▶ INSTRUCTIONS TO FOLLOW
With "this" as the search word, show every line of the material that has it.

▶ GIVEN DATA
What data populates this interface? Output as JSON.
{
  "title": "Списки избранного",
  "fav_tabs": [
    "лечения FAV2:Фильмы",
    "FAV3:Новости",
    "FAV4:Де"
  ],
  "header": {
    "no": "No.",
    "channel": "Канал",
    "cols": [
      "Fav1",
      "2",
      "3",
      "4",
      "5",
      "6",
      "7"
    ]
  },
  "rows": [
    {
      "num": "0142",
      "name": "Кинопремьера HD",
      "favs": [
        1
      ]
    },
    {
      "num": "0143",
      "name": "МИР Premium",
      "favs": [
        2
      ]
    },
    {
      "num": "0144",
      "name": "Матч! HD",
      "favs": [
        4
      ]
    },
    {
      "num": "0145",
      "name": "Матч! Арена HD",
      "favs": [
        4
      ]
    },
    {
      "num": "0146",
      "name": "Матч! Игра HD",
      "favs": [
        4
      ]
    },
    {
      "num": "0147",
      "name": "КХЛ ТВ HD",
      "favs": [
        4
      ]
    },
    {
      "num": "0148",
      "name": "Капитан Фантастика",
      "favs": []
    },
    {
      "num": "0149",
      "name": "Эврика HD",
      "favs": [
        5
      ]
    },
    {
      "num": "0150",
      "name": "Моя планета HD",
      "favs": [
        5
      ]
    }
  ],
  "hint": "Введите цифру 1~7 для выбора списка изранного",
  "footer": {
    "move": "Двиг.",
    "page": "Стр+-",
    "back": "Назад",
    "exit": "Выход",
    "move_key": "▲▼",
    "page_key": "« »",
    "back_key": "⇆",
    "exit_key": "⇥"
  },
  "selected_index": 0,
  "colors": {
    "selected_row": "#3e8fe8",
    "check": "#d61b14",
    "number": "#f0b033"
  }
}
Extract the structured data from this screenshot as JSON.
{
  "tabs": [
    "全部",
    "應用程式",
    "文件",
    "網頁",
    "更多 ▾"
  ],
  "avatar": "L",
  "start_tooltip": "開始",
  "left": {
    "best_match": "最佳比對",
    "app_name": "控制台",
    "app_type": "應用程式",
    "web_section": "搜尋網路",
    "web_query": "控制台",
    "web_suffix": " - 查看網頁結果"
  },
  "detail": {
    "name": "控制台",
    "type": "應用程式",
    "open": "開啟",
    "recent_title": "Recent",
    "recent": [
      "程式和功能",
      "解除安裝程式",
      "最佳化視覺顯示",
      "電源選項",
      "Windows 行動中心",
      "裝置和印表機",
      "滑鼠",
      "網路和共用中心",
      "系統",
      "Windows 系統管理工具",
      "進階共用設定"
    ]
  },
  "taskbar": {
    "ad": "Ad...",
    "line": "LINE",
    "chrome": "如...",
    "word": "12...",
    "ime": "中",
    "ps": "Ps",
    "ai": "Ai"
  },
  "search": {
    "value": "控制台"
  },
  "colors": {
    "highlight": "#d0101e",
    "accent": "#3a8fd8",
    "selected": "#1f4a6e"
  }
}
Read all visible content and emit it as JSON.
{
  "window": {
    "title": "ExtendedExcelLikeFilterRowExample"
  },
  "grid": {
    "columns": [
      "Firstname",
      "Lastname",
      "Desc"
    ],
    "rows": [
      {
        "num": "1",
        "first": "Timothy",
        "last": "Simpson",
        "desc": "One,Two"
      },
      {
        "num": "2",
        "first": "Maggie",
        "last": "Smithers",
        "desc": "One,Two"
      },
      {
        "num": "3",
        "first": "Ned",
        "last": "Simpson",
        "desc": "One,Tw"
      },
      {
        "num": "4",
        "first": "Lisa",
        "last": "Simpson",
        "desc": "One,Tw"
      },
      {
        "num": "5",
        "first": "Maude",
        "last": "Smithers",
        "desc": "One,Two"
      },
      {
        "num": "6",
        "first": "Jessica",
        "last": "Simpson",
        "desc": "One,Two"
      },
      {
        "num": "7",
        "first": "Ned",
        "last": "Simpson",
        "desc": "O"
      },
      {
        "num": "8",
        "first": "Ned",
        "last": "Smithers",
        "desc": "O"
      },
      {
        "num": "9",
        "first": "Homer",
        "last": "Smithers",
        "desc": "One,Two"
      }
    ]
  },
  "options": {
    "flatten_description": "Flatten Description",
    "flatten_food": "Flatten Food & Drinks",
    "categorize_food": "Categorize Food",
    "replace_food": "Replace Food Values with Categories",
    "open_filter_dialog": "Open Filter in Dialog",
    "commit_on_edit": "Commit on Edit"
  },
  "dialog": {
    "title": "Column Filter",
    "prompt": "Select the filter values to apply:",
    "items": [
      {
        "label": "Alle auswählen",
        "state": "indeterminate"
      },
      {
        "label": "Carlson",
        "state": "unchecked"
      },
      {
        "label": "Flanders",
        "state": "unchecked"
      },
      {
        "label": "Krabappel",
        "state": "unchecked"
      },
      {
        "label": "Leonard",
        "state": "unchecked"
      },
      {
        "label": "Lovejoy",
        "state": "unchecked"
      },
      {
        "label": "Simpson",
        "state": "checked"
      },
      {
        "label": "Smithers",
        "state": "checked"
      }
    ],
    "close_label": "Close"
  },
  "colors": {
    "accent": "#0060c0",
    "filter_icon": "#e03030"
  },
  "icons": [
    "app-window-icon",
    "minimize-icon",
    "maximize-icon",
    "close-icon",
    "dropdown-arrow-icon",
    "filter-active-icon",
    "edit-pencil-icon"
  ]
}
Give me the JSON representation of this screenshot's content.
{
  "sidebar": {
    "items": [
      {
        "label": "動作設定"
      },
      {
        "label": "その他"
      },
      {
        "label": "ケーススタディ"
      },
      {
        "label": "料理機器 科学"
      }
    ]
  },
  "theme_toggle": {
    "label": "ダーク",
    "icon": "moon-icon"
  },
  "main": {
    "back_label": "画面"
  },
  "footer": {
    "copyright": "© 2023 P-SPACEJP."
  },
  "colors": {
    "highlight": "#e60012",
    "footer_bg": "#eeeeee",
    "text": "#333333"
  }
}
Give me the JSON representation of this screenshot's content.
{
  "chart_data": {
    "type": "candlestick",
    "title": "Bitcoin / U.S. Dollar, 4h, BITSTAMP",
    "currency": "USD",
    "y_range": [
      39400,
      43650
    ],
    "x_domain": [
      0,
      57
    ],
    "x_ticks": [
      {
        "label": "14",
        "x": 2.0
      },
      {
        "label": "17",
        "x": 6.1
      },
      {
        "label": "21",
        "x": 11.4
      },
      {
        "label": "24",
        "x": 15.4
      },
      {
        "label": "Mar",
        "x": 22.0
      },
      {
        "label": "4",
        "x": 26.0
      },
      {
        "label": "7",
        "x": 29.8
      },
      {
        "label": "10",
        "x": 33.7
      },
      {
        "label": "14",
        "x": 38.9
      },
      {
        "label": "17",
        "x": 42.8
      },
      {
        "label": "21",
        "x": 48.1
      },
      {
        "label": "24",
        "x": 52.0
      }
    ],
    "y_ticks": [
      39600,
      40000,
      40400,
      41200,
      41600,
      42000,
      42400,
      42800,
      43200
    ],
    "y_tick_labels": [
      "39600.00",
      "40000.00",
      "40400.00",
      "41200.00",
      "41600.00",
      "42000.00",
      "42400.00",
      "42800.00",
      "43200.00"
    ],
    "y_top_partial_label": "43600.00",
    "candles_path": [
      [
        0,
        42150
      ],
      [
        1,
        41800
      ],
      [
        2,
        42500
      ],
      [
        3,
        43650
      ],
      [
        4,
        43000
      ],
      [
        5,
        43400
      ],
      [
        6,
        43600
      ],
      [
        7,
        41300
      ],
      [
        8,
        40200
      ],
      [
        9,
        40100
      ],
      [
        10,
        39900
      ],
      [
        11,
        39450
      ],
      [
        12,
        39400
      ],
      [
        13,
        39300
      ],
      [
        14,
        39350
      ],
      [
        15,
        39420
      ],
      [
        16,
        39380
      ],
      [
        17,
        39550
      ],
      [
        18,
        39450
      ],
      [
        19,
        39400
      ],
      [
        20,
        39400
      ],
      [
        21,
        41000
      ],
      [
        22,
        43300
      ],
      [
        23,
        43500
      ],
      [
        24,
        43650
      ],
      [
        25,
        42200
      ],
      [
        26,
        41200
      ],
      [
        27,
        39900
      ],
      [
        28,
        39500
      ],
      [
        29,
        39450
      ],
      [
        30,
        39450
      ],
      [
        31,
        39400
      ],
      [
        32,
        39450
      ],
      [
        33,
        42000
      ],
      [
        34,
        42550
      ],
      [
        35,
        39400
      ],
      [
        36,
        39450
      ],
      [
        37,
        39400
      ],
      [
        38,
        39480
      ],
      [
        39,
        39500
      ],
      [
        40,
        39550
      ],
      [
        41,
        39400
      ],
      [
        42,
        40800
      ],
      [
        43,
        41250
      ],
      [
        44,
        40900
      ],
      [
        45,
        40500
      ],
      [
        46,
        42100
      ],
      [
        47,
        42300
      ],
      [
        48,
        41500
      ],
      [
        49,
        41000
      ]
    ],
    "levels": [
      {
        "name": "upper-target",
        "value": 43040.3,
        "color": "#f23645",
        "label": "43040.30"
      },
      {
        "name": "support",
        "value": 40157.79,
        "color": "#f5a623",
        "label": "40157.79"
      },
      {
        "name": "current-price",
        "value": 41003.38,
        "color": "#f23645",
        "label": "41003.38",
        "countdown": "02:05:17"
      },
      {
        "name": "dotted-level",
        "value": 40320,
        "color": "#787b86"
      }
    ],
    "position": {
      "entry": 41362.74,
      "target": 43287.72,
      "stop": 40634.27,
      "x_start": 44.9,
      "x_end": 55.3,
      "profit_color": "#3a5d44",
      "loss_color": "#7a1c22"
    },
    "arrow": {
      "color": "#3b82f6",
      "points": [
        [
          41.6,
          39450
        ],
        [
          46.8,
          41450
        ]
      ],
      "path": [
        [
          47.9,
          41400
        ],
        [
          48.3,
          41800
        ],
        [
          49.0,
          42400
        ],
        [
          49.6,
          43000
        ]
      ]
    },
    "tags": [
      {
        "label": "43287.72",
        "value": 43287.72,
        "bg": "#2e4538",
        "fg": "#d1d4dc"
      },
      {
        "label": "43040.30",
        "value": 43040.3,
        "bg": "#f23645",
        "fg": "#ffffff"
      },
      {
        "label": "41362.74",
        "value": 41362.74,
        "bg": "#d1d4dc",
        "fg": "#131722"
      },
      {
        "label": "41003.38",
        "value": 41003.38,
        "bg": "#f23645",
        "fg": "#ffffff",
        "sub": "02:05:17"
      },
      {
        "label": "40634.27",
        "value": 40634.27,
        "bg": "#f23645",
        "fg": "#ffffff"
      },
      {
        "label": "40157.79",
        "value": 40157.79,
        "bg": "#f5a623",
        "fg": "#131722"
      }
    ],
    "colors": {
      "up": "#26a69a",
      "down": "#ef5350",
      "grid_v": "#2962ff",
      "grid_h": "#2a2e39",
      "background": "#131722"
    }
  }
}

▶ OUTPUT OF THE EXERCISE
What data populates this interface? Output as JSON.
Extract the structured data from this screenshot as JSON.
Give me the JSON representation of this screenshot's content.
Give me the JSON representation of this screenshot's content.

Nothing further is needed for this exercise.